### RECORDS
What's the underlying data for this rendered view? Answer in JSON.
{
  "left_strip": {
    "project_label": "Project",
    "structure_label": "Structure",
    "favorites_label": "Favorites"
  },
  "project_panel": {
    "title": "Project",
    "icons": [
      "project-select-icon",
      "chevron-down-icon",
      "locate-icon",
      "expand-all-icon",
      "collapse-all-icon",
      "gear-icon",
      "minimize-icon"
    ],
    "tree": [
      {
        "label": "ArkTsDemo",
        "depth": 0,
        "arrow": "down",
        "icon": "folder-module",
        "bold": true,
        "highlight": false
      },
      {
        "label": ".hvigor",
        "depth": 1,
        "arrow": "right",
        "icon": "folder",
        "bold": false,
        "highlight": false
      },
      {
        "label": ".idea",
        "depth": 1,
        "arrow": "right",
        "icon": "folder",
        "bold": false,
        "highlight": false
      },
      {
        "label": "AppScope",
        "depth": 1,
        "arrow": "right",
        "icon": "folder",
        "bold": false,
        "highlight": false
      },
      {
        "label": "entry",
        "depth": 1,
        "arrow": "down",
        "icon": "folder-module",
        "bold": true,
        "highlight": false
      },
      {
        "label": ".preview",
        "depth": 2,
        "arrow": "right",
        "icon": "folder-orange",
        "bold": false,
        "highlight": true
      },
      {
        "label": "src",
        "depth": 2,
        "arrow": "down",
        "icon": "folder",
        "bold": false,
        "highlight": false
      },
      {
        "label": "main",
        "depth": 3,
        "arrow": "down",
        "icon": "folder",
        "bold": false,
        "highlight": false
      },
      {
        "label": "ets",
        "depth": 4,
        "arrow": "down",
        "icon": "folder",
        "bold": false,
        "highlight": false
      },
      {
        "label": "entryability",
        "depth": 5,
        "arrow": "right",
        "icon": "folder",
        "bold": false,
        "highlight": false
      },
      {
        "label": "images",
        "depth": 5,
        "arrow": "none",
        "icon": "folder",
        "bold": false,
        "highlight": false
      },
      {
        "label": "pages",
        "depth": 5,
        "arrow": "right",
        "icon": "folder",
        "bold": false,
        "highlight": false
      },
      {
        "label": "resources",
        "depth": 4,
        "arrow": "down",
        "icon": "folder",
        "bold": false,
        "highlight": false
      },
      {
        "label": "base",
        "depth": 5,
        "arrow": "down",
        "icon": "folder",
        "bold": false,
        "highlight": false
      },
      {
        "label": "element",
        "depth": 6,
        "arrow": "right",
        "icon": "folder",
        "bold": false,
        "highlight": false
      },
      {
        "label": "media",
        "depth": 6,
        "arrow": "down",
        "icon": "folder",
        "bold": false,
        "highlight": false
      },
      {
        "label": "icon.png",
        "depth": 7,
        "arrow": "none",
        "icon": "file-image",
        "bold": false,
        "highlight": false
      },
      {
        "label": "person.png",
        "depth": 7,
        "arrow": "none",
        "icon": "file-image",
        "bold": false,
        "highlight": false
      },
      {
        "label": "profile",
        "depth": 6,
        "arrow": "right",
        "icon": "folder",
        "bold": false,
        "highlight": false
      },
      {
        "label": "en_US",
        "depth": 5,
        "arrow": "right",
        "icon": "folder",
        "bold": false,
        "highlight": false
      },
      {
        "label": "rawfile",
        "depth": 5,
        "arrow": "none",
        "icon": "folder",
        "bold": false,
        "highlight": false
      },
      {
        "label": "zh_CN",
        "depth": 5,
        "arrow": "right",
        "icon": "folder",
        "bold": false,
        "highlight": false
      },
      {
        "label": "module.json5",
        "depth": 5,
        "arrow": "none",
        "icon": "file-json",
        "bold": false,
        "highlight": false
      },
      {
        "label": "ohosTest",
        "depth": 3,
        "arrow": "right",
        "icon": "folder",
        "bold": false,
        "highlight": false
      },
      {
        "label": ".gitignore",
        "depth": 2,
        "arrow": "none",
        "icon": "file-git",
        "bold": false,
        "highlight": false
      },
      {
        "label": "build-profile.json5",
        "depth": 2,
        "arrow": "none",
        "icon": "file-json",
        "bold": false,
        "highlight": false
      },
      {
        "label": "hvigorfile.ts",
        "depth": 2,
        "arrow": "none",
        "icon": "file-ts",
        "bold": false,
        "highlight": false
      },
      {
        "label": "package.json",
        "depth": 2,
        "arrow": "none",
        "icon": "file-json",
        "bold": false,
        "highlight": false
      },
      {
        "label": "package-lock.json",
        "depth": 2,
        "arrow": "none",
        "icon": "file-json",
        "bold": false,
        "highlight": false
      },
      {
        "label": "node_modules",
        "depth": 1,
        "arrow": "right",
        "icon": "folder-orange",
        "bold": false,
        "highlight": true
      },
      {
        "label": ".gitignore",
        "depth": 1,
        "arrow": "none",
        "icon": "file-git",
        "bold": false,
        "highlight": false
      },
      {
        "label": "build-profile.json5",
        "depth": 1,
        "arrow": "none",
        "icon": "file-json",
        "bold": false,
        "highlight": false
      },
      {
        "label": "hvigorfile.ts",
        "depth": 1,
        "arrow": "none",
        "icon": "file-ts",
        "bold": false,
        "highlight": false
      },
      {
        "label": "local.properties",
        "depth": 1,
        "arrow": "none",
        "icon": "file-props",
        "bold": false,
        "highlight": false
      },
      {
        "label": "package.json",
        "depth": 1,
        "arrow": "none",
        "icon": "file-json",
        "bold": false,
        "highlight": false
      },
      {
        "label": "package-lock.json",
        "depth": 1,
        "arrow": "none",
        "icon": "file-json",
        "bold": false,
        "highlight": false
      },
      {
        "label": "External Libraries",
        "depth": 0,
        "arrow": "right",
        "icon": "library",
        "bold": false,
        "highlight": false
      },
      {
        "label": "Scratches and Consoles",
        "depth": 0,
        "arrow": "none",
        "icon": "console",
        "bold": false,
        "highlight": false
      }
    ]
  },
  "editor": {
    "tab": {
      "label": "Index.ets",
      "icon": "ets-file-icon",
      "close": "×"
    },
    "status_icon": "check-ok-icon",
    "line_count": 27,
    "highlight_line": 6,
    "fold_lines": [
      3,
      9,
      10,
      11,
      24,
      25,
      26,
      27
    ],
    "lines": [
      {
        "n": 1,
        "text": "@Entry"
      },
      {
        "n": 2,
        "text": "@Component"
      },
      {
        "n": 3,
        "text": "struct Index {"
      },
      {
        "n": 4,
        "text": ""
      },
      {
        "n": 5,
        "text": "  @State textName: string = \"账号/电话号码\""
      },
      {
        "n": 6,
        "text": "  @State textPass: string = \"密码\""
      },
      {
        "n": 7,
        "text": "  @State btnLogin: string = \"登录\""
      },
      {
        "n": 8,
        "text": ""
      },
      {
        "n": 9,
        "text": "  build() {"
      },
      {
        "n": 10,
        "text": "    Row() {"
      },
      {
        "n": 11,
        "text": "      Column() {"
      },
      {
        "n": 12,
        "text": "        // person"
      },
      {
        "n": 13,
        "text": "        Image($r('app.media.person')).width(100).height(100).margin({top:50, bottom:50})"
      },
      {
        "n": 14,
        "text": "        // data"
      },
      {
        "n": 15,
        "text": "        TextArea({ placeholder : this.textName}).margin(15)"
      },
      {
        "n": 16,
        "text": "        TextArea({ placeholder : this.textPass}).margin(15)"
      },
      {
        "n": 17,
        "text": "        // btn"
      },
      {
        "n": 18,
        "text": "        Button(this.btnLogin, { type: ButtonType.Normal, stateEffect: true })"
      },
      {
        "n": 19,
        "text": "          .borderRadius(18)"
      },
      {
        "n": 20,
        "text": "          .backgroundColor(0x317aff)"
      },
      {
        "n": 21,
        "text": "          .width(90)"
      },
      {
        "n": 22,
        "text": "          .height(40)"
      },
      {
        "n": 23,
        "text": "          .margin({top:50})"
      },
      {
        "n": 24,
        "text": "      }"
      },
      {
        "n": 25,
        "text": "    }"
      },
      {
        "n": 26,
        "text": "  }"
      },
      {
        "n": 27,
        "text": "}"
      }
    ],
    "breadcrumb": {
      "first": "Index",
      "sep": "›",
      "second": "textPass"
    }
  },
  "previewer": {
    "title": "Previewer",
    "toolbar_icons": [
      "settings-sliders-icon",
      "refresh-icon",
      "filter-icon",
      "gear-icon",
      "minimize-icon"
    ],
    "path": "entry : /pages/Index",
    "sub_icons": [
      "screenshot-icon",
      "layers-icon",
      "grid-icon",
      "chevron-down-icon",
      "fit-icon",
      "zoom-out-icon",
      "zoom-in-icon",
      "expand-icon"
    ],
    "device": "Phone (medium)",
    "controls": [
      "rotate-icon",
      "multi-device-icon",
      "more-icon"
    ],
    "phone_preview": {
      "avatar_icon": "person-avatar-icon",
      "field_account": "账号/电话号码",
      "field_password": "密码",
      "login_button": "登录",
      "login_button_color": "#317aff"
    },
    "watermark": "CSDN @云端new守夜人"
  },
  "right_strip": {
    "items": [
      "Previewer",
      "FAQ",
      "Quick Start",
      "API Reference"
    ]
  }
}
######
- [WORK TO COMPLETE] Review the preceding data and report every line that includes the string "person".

- [SOLUTION]
        "label": "person.png",
        "text": "        // person"
        "text": "        Image($r('app.media.person')).width(100).height(100).margin({top:50, bottom:50})"
      "avatar_icon": "person-avatar-icon",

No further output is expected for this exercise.